=== Section Start ===

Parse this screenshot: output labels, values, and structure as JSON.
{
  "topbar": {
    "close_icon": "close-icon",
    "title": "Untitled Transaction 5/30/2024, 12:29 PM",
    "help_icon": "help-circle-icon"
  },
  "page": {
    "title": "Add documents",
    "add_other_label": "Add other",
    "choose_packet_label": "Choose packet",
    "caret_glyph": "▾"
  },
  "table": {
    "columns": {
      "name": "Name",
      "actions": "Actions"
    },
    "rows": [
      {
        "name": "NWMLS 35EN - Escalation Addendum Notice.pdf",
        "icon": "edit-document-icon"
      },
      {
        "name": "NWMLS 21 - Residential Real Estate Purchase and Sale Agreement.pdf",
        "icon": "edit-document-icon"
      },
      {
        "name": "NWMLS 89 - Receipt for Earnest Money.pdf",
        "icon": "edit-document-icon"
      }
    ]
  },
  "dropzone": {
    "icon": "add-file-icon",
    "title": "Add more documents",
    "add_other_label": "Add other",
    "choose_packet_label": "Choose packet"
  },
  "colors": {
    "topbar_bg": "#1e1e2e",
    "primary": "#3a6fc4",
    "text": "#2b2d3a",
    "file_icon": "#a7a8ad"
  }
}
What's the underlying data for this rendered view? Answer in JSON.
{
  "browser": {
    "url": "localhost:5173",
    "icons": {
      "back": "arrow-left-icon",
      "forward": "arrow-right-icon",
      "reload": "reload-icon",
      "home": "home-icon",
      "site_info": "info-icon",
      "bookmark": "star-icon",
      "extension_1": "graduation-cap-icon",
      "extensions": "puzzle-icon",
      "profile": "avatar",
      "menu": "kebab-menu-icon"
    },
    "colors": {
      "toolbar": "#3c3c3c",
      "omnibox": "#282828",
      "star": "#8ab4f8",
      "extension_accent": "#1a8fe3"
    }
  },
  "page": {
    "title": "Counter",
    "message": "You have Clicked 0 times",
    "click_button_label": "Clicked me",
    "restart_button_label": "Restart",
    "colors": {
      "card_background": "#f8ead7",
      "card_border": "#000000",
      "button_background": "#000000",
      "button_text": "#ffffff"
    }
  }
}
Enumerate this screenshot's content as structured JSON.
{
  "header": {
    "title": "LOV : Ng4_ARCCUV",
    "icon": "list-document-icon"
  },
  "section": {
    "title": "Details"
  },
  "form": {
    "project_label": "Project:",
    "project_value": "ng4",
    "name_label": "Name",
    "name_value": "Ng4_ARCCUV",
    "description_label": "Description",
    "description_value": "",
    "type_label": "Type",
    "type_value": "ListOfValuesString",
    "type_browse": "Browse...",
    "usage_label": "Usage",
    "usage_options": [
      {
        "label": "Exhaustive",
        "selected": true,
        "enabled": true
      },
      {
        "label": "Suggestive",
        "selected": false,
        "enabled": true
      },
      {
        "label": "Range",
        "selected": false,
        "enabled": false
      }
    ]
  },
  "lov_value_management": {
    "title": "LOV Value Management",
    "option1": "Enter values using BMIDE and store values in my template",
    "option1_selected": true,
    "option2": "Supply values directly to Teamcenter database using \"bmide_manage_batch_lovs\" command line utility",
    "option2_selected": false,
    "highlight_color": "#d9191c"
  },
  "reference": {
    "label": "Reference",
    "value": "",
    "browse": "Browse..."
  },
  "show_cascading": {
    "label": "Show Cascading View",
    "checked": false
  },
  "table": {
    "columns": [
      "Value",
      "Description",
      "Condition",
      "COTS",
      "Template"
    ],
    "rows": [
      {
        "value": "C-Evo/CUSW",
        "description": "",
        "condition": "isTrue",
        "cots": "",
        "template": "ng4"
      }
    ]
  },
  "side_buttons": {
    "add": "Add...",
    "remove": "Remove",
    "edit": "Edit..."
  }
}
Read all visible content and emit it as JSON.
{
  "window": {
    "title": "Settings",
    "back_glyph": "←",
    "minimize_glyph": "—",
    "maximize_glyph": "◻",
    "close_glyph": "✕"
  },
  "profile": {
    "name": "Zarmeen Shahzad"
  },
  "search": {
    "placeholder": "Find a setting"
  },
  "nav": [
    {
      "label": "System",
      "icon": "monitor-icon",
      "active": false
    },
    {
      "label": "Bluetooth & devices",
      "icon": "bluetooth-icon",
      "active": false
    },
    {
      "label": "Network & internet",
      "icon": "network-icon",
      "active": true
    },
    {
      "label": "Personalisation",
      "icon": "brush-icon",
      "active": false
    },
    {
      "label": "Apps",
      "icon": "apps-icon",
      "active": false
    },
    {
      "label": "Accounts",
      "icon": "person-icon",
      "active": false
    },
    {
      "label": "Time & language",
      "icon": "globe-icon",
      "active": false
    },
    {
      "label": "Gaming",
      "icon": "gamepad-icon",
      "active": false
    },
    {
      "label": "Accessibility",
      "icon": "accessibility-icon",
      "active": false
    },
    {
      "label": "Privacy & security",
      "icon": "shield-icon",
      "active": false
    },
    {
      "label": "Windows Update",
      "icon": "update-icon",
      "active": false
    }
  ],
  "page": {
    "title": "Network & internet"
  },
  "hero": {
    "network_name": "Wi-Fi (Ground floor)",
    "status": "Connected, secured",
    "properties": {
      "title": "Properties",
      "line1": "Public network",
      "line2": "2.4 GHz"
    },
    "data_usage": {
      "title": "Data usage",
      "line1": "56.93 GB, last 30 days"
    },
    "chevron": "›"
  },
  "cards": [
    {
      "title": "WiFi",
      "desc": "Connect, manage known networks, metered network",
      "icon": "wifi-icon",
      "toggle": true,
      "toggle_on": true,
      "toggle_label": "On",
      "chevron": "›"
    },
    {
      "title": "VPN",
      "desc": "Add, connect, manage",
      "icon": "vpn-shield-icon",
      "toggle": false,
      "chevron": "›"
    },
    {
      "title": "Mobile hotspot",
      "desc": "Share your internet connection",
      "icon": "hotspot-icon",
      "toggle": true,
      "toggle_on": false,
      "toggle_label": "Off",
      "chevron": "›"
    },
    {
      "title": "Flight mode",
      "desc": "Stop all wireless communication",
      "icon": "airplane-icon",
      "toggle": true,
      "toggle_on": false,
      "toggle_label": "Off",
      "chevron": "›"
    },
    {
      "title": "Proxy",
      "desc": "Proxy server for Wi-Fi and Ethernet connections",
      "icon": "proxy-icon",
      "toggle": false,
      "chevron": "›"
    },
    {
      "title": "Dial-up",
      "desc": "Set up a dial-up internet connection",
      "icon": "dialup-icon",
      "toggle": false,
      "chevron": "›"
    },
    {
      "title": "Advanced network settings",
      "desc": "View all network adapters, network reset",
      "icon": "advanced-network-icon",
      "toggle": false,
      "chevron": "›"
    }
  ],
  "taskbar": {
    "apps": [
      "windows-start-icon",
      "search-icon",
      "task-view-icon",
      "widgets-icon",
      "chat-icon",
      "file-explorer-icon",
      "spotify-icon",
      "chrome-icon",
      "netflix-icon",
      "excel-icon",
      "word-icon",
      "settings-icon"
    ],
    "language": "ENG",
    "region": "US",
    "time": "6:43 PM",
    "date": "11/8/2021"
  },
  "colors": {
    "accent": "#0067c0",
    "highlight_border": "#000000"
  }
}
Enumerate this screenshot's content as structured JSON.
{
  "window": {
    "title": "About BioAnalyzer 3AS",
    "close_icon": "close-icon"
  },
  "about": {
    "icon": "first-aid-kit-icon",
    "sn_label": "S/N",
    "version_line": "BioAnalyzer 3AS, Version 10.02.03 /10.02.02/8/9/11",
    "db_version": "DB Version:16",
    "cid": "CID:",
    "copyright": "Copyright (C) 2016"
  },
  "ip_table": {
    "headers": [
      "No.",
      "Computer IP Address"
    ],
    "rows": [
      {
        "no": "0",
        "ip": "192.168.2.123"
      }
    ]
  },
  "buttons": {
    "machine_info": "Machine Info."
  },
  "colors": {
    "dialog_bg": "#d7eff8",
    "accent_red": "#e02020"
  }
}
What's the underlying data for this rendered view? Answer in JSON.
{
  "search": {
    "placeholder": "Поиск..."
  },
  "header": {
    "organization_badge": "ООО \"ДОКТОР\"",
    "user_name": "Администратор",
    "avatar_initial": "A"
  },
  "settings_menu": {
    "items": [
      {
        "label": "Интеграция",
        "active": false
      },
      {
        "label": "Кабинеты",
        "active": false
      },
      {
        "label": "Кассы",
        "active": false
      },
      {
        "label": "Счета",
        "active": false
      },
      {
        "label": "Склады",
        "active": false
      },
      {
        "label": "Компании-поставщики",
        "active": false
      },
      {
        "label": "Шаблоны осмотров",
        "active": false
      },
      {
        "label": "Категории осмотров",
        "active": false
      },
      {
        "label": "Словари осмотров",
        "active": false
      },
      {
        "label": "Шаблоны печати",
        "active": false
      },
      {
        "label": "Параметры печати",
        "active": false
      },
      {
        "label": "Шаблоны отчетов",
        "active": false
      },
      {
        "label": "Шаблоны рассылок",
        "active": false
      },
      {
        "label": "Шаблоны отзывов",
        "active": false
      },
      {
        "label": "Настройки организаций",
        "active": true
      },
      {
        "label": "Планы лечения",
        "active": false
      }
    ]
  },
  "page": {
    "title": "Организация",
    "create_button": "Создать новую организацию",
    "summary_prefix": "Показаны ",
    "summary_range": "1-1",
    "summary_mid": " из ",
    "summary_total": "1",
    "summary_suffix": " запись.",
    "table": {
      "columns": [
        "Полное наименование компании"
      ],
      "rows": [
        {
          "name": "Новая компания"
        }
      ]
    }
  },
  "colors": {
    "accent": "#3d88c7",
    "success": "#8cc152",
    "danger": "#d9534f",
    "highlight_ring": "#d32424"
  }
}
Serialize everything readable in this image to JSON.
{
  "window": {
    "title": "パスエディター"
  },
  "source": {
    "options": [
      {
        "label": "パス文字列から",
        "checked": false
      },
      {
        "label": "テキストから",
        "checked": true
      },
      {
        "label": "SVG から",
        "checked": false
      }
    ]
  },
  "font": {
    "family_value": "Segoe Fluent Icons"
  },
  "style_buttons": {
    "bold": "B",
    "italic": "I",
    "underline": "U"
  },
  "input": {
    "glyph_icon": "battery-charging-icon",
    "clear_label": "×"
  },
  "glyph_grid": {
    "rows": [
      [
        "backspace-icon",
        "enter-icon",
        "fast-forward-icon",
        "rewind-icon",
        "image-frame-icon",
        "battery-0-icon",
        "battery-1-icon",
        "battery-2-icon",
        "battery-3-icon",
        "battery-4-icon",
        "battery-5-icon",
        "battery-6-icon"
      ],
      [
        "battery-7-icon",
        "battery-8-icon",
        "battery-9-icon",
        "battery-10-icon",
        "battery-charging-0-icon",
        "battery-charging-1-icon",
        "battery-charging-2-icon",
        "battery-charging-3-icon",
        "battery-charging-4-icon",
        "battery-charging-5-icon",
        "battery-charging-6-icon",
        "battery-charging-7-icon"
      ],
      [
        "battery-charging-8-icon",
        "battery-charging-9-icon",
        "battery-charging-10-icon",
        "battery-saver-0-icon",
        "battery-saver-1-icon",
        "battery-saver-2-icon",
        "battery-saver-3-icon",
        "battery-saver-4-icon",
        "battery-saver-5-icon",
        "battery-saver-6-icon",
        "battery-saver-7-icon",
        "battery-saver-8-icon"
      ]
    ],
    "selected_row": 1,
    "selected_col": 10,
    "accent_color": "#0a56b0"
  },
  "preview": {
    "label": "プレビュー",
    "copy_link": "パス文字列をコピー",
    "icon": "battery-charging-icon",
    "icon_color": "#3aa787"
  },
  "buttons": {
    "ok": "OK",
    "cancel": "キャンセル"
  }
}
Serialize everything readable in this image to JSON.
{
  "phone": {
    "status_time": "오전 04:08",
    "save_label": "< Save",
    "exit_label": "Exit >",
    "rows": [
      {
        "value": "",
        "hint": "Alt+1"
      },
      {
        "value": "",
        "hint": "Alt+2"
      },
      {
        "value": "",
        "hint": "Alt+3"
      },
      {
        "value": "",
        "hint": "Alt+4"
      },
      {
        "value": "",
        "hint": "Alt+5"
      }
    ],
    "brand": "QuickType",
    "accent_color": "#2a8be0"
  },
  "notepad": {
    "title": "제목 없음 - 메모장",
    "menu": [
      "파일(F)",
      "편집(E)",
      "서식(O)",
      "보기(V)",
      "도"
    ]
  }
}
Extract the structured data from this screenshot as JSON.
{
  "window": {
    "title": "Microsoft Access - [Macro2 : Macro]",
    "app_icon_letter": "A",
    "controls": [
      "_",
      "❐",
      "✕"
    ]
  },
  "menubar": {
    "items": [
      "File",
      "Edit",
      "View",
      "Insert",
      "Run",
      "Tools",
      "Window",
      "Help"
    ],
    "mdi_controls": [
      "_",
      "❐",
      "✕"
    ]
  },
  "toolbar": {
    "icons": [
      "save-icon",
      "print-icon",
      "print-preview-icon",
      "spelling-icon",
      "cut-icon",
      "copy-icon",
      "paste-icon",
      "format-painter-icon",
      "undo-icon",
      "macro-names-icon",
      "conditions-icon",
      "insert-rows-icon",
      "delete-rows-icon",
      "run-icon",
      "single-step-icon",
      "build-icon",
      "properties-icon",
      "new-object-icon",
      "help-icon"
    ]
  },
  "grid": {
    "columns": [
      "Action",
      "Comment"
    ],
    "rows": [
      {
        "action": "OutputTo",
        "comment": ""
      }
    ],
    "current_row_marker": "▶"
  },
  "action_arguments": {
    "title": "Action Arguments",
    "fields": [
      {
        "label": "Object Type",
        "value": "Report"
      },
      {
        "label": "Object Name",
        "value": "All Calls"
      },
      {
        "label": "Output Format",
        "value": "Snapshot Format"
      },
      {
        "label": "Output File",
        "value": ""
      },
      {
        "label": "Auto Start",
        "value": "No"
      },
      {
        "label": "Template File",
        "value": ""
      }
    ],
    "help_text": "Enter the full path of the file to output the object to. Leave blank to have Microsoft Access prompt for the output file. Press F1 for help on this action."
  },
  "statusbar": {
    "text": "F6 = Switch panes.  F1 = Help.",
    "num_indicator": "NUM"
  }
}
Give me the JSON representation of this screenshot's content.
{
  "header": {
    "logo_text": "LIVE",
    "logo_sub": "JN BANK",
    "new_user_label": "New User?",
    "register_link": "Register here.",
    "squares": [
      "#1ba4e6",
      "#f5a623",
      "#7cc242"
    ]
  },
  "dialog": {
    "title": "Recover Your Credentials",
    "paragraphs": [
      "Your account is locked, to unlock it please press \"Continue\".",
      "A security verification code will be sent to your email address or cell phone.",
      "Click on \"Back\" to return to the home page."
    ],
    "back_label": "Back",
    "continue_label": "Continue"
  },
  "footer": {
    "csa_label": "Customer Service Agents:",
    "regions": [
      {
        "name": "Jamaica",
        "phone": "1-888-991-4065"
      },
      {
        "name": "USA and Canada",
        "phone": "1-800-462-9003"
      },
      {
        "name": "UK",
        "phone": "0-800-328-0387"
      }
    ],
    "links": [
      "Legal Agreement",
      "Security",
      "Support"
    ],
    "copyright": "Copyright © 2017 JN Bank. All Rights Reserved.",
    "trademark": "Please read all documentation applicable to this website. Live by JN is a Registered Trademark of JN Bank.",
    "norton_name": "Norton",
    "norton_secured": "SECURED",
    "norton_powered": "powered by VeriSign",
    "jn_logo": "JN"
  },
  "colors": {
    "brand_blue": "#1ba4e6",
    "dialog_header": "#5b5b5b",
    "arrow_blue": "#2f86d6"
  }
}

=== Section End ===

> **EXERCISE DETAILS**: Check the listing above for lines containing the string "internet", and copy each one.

> **ANSWER**:
      "label": "Network & internet",
    "title": "Network & internet"
      "desc": "Share your internet connection",
      "desc": "Set up a dial-up internet connection",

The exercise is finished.